IF Ricky Gervais wants a few tips on what constitutes real artistic taboo-breaking, he should perhaps consider attending Phillip Breen’s revival of Peter Nichols’ dangerously black comedy.
First presented on the same stage 44 years ago, this tale of a couple whose freefall marriage is defined by their daughter’s disability may be a jazz-soundtracked period piece, but it retains more comedic edge than much contemporary fare.
It begins with Miles Jupp’s frustrated teacher Bri addressing the audience as if we’re an unruly end of afternoon classroom. Moving indoors to his seemingly domestic bliss with Sarah Tansey’s highly-strung Sheila, right, it soon becomes clear the pair have constructed an elaborate game centred around wheelchair-bound Joe. With such survival strategies becoming increasingly exhausting, Sheila has taken refuge in amateur dramatics, leaving Bri, hemmed in by his own frustrated intelligence, to what turns out to be his own extreme devices.
Breen’s production flits between music hall archness and gut-wrenching seriousness, something with which Jupp’s own in-the-moment experience as a stand-up helps sustain. All involved speak out-front to the audience as if we’re complicit in some voguish group therapy. Even Sheila’s ghastly am-dram pals get to say their piece like drawing-room relics.
Nichols’ one-liners are deadly, and Miriam Margolyes’ cameo as Bri’s twin-set clad mum Grace is a masterclass in suburban grotesquery.

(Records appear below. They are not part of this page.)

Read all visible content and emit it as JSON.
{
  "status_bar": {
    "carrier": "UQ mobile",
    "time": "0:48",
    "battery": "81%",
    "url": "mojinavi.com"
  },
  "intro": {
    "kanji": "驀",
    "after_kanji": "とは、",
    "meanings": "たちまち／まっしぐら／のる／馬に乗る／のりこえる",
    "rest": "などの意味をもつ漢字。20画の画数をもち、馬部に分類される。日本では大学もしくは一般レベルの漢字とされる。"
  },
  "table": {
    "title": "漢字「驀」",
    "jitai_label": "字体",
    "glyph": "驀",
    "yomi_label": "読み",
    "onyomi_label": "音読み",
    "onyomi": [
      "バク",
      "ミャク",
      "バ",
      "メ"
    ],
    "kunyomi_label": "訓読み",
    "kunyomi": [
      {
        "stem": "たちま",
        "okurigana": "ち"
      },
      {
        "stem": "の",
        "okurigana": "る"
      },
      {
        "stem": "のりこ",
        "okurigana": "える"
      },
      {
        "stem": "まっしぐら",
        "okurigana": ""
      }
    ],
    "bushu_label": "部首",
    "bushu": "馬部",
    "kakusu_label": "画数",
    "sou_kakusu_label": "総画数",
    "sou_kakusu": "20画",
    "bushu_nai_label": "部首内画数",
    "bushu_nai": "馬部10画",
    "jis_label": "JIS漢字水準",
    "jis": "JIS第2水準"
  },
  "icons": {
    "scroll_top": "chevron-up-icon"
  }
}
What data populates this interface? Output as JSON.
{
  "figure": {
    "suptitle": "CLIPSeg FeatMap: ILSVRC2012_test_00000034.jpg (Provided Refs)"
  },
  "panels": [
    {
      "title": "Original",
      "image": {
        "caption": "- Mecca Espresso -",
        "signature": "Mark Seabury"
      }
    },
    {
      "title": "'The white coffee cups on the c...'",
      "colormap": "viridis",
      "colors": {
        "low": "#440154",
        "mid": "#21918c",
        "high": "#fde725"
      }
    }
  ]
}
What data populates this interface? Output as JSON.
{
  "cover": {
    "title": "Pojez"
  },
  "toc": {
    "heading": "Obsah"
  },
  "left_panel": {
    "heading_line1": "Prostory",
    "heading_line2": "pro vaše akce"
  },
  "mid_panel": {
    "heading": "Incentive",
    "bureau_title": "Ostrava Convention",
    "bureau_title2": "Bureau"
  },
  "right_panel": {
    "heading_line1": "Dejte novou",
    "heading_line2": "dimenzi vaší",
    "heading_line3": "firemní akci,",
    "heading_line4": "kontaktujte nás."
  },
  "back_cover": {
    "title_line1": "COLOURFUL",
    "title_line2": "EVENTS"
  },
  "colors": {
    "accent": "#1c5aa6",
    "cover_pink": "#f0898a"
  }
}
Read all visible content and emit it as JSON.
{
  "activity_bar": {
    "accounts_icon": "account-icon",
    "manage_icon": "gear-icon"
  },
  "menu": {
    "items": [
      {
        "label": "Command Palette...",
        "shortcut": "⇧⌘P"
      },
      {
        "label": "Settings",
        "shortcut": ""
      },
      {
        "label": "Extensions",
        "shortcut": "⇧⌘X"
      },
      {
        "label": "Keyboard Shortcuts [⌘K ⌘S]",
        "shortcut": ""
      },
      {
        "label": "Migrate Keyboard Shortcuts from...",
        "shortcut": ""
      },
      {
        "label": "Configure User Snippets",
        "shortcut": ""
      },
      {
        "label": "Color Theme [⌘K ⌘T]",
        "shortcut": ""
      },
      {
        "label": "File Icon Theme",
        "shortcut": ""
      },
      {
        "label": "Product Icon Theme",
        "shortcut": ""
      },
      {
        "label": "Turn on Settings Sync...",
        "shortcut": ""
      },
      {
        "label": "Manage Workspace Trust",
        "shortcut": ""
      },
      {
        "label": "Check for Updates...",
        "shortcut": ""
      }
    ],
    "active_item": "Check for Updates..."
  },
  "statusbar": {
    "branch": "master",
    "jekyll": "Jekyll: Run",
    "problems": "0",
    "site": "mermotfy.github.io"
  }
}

Combined, an increasingly desperate portrait emerges of a society emotionally and institutionally ill-equipped to deal with anything out of the ordinary. No change there.
Posted : 24th October 2011